     A couple weeks ago, I finished our barn quilt and put it in place.  I had hoped to put it above the window on the end of the barn, but there just wasn't enough space.  It still looks fine here.  I chose the colors because they represent the colors of the Iowa Hawkeyes, and the hexagon design to represent the bees.  It's funny, but when a large group of hawkeye fans gat…

Why do you keep bees?

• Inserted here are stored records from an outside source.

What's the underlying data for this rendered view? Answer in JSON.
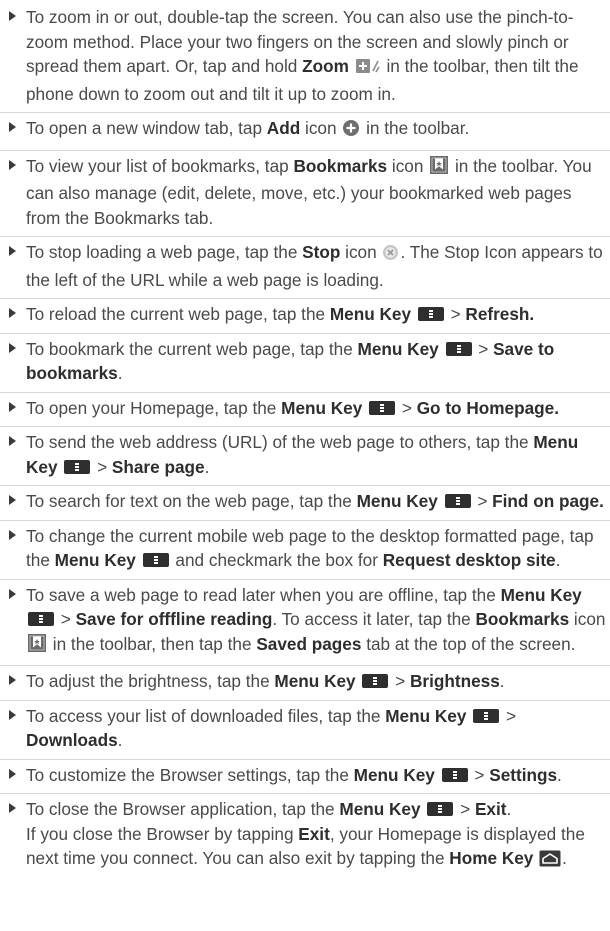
{
  "items": [
    {
      "t1": "To zoom in or out, double-tap the screen. You can also use the pinch-to-zoom method. Place your two fingers on the screen and slowly pinch or spread them apart. Or, tap and hold ",
      "b1": "Zoom",
      "t2": " in the toolbar, then tilt the phone down to zoom out and tilt it up to zoom in."
    },
    {
      "t1": "To open a new window tab, tap ",
      "b1": "Add",
      "t2": " icon ",
      "t3": " in the toolbar."
    },
    {
      "t1": "To view your list of bookmarks, tap ",
      "b1": "Bookmarks",
      "t2": " icon ",
      "t3": " in the toolbar. You can also manage (edit, delete, move, etc.) your bookmarked web pages from the Bookmarks tab."
    },
    {
      "t1": "To stop loading a web page, tap the ",
      "b1": "Stop",
      "t2": " icon ",
      "t3": ". The Stop Icon appears to the left of the URL while a web page is loading."
    },
    {
      "t1": "To reload the current web page, tap the ",
      "b1": "Menu Key",
      "t2": " > ",
      "b2": "Refresh."
    },
    {
      "t1": "To bookmark the current web page, tap the ",
      "b1": "Menu Key",
      "t2": " > ",
      "b2": "Save to bookmarks",
      "t3": "."
    },
    {
      "t1": "To open your Homepage, tap the ",
      "b1": "Menu Key",
      "t2": " > ",
      "b2": "Go to Homepage."
    },
    {
      "t1": "To send the web address (URL) of the web page to others, tap the ",
      "b1": "Menu Key",
      "t2": " > ",
      "b2": "Share page",
      "t3": "."
    },
    {
      "t1": "To search for text on the web page, tap the ",
      "b1": "Menu Key",
      "t2": " > ",
      "b2": "Find on page."
    },
    {
      "t1": "To change the current mobile web page to the desktop formatted page, tap the ",
      "b1": "Menu Key",
      "t2": " and checkmark the box for ",
      "b2": "Request desktop site",
      "t3": "."
    },
    {
      "t1": "To save a web page to read later when you are offline, tap the ",
      "b1": "Menu Key",
      "t2": " > ",
      "b2": "Save for offfline reading",
      "t3": ". To access it later, tap the ",
      "b3": "Bookmarks",
      "t4": " icon ",
      "t5": " in the toolbar, then tap the ",
      "b4": "Saved pages",
      "t6": " tab at the top of the screen."
    },
    {
      "t1": "To adjust the brightness, tap the ",
      "b1": "Menu Key",
      "t2": " > ",
      "b2": "Brightness",
      "t3": "."
    },
    {
      "t1": "To access your list of downloaded files, tap the ",
      "b1": "Menu Key",
      "t2": " > ",
      "b2": "Downloads",
      "t3": "."
    },
    {
      "t1": "To customize the Browser settings, tap the ",
      "b1": "Menu Key",
      "t2": " > ",
      "b2": "Settings",
      "t3": "."
    },
    {
      "t1": "To close the Browser application, tap the ",
      "b1": "Menu Key",
      "t2": " > ",
      "b2": "Exit",
      "t3": ".",
      "t4": "If you close the Browser by tapping ",
      "b3": "Exit",
      "t5": ", your Homepage is displayed the next time you connect. You can also exit by tapping the ",
      "b4": "Home Key",
      "t6": "."
    }
  ]
}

As we enter our fourth year of beekeeping, I've been thinking about why we began in the first place.  In the fall of 2007, I think it was, Kathy suggested we attend a session at a local county park on the subject of beekeeping.  We got to see and touch some of the basic pieces of equipment and paraphernalia that is part of the whole process and learned a bit about the biology of the European honey bee, its life cycle and social structure.  A bit fascinated, we decided to go into it a bit further and signed up for a year-long course, meeting roughly once a month, in which we would learn the basics of beekeeping, order and install our bees and follow them through the first season, including extraction of honey (from the nature center's bees since ours wouldn't likely be producing the first season.)
     At the first meeting, we were asked by the instructor why we were interested in pursuing this endeavor.  I responded that we were primarily interested in having bees to…

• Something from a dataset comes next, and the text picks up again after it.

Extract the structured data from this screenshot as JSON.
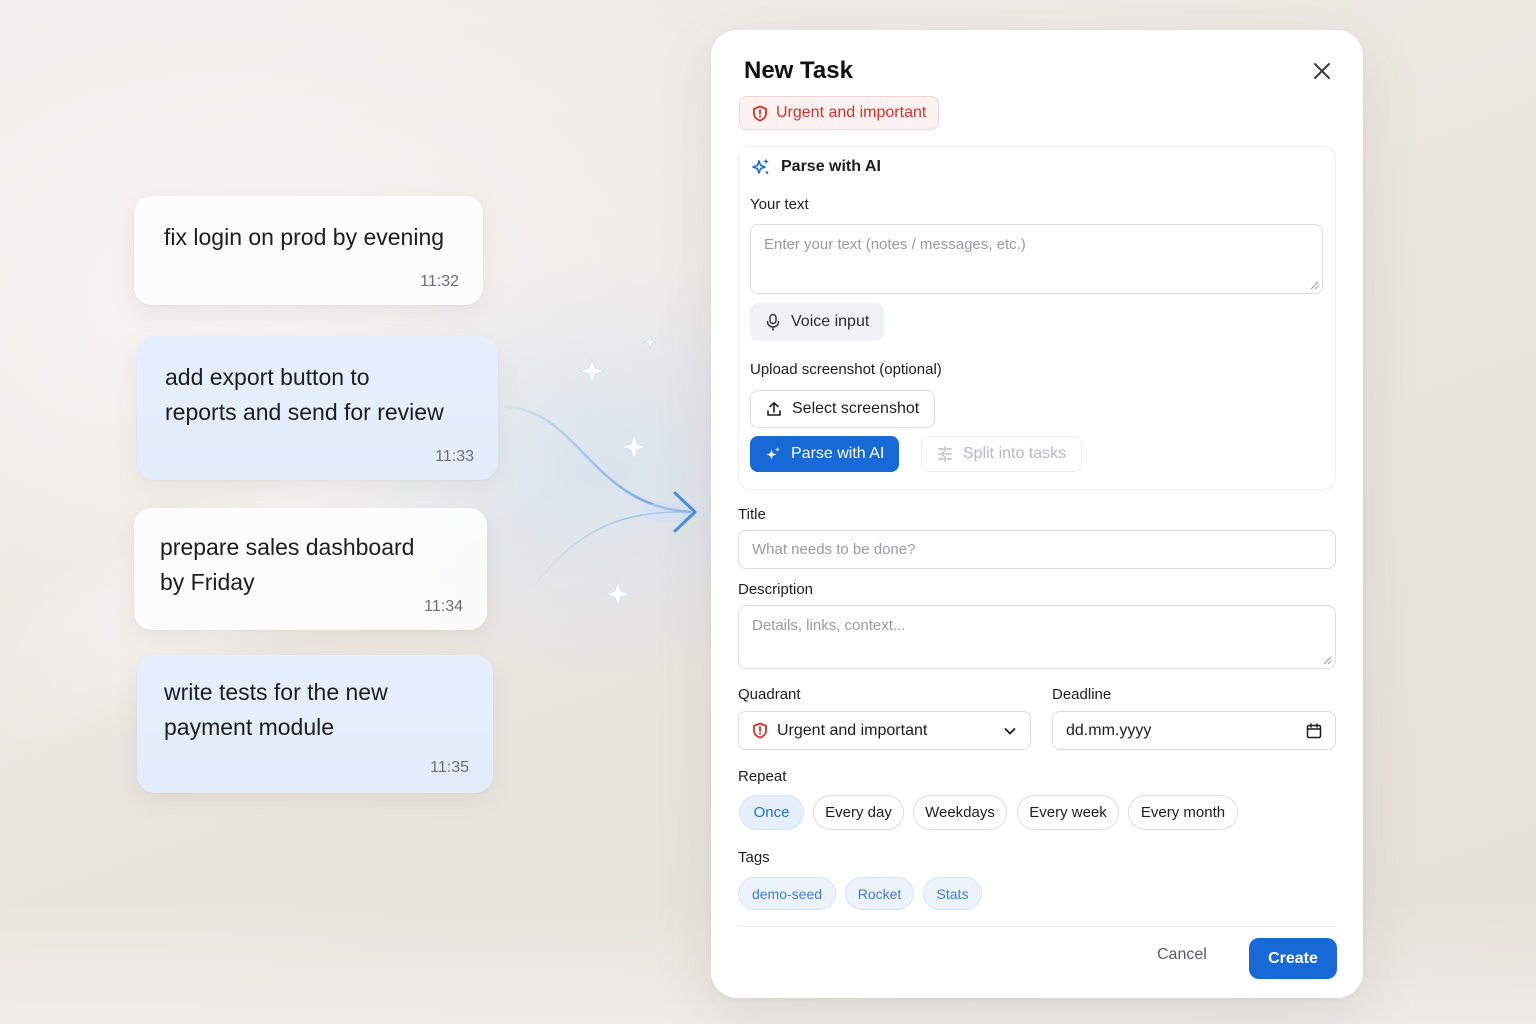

Feeding Time

February 17th, and another of a string of nice days.  Temperatures today reached the upper 40's.  We ordered some pollen patties and today seemed like a good day to apply them.
Bees were flying at both hives when we went out to check on them.  Popping the lids, we found quite a few bees above the inner cover, particularly on hive #1, and many more bees on top of the frames in the top box.  I minimized the time the bees were exposed to the air and gently placed the patties on top of the frames.  I had to adjust my first placement, since it was directly in the middle so when I put the inner cover on, the oval slot was completely blocked.
Bees looked healthy.  No sign of nosema and the number of mites on each pull-out tray was very minimal.  In fact, I had trouble seeing any at all.  Crumbs from wax cappings indicated bees have been feeding on honey.
It will be interesting to see how quickly they consume the patties.  I'll try to check in about 2 weeks.
To see a short video of to…

I'm a buzzin', Mon

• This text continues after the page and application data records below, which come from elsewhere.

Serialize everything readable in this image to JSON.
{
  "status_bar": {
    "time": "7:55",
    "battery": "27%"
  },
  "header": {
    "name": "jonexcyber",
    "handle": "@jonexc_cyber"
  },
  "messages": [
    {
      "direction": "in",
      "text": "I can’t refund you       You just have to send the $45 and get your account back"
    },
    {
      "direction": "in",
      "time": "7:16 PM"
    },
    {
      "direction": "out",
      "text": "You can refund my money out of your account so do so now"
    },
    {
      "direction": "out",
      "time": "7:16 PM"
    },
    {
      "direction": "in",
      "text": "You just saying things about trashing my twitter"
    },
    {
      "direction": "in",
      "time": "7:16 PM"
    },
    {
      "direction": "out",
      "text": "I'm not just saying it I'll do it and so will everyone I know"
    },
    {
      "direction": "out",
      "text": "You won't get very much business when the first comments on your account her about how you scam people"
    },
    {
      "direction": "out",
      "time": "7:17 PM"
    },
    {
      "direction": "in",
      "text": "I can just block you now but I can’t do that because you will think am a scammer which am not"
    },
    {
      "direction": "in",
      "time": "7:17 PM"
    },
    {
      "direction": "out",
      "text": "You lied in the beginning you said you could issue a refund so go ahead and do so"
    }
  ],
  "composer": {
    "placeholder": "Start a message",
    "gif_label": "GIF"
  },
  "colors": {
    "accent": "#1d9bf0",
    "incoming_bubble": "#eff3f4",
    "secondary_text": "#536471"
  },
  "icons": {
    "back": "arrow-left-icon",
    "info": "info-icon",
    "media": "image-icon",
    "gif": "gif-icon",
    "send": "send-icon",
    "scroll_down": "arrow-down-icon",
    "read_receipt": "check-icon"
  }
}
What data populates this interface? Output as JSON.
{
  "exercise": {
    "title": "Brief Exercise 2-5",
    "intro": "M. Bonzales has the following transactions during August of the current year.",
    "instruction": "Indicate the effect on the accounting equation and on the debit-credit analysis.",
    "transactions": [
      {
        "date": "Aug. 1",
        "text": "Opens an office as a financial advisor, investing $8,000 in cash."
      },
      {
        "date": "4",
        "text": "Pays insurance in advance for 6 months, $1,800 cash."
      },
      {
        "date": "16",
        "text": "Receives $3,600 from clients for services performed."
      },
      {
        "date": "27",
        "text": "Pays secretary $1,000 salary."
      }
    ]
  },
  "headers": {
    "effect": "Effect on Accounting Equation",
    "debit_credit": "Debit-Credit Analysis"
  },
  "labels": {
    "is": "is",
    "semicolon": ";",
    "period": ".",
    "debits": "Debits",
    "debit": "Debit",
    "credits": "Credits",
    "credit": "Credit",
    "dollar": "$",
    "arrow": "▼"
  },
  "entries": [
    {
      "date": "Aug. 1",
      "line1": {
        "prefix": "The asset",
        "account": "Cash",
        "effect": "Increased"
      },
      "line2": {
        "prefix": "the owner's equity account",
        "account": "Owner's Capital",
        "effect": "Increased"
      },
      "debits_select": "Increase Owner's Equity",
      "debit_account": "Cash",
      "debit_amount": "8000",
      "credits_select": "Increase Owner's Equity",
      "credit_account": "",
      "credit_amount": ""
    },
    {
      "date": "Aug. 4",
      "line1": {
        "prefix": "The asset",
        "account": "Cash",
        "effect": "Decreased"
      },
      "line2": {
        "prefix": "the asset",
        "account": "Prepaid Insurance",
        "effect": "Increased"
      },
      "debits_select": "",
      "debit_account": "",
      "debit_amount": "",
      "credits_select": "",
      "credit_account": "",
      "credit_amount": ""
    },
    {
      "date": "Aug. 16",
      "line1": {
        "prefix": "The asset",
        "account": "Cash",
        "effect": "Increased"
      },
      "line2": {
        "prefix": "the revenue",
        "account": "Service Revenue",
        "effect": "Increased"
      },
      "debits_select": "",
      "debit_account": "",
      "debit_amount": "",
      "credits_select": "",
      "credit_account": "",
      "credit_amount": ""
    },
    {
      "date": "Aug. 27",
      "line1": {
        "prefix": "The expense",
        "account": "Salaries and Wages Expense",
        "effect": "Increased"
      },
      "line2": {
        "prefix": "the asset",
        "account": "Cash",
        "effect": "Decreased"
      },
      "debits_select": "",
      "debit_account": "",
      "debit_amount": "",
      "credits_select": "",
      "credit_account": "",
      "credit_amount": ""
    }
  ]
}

We just returned from a weeklong getaway to Grand Cayman.  While gone, we missed some "almost" Caribbean-type weather here in Iowa, where temps reached over 60 degrees!  Still, it was a bit warmer there (pretty much 81 degrees every day). 
While sitting out on the patio of our nice apt. (that's Kathy in the hat), we noticed honeybees flying around the palms.  Dumbly, though I had the camera with me on several occasions, I failed to take a picture.  They were all over the little blossoms that eventually turn into coconuts.  We saw them everywhere we went on the island, so I began to wonder if there are many beekeepers there.  After just a little research on google, I found this link to a blog entry about Otto Watler, a native Caymanian beekeeper.  I think you might find it interesting.  He sounds like a busy, creative guy.  Hopefully he is still tending his gardens, and I wish we had known about him earlier.
Aside from the coconut palms, we saw bees on a number of plants.…

Record High

Just a quick note: sixty-one degrees (16 degrees C) on January 5th--shattering the old record of 54 degrees (12 C)! Of course, the bees were really flying from both hives. It is expected to be warm again today, though not quite as warm but above average temps for the next week. The "normal" average temperature for this time of year is about 11 degrees F (-12 C). Again, this probably means they will be consuming their stores even more than during colder winters, so I will really have to look at early spring feeding.